The XFR-S is essentially a beefed-up version of the XFR. It accelerates from 0-60mph in just 4.4 seconds, courtesy of its supercharged 5.0L V8. This is however, slightly slower than Jaguar’s own XKR-S and the M5. Many are speculating that the real-world speed will be more impressive than figures would suggest, so fans of Jaguar have at least something to be hopeful about. Top speed has been increased from the 155mph limit up to 186mph.
When it comes to handling, the M5 has always garnered a lot of praise for being dynamically excellent, despite having a comfortable ride. The XFR is similarly brilliant, but the XFR-S has 30% stiffer suspension, so it will be very interesting to see how the handling is improved. This, after all, is where track times are going to be decided. Jaguar has also fitted what they call Corner Recognition, which will help with gearing on the bends.
Styling of the XFR-S is definitely going to divide opinion. The show car debuted in French Blue, with all manner of aerodynamic attachments. They do all have a purpose, for stability, down force and cooling, but they are unlikely to appeal to the traditional Jaguar demographic. The XFR is far more conservative, and it seems very likely that only those that are determined to have the extra 50hp will bother with the XFR-S. It doesn’t come in many colours either, which might discourage some buyers.
The XFR-S then, looks like it’s going to be a great track car, and may well compete with the M5 when it goes on sale, but there aren’t enough benefits over the near-perfect XFR to recommend it for anything else. Unless you’re desperate for the XFR-S’s 0.3 second faster 0-60 time, and its garish styling, the standard XFR looks to be the better choice.

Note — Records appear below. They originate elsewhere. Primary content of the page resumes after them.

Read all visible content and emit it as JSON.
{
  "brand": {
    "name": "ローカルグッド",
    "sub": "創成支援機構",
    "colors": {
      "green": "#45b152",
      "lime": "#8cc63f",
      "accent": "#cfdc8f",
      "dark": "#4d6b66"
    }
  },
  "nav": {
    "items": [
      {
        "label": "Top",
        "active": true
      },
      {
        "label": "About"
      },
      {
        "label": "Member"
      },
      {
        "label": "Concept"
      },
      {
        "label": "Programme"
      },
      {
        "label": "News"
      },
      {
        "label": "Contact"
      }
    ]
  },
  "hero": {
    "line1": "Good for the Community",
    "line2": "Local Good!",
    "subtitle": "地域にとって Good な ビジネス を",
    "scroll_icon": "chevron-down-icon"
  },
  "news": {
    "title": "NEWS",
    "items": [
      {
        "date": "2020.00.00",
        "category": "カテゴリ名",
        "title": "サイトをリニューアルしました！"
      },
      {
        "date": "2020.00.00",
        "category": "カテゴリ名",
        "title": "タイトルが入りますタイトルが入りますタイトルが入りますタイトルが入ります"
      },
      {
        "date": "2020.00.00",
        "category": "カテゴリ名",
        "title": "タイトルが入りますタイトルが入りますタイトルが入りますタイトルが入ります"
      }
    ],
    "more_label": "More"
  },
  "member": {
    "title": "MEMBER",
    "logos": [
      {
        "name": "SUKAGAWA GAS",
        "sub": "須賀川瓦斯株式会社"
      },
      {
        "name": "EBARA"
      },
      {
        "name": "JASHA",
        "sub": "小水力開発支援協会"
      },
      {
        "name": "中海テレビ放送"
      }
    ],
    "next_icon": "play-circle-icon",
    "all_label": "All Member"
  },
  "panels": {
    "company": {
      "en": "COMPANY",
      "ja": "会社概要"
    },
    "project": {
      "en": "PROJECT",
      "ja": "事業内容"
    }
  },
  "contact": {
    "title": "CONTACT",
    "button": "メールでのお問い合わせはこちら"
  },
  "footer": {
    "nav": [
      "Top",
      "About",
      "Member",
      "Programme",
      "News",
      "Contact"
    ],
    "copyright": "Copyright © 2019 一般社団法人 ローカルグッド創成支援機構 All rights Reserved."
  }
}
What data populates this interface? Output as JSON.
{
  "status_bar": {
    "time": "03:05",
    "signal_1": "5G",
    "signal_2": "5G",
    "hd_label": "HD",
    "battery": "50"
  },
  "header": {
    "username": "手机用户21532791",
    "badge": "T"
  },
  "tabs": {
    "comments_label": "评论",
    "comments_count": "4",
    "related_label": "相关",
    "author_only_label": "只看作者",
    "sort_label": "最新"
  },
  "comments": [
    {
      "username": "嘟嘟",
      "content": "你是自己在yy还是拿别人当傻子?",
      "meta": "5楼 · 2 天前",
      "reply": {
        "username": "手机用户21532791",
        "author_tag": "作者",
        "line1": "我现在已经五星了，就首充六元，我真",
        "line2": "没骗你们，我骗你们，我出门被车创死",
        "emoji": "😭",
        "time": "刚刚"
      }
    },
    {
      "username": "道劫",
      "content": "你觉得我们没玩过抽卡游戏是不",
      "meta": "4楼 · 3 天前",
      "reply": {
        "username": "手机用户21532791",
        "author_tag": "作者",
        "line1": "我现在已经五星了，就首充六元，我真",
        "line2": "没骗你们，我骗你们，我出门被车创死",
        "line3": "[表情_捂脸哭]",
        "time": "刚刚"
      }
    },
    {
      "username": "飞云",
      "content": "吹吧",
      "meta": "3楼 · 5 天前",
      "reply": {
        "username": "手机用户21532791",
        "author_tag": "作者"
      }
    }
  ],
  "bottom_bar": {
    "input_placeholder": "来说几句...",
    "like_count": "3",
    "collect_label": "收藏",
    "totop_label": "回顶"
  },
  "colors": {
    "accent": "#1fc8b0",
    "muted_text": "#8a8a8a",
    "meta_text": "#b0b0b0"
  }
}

Especially since sites like Exchange and Mart have used XFRs available for less than half the price of an XFR-S.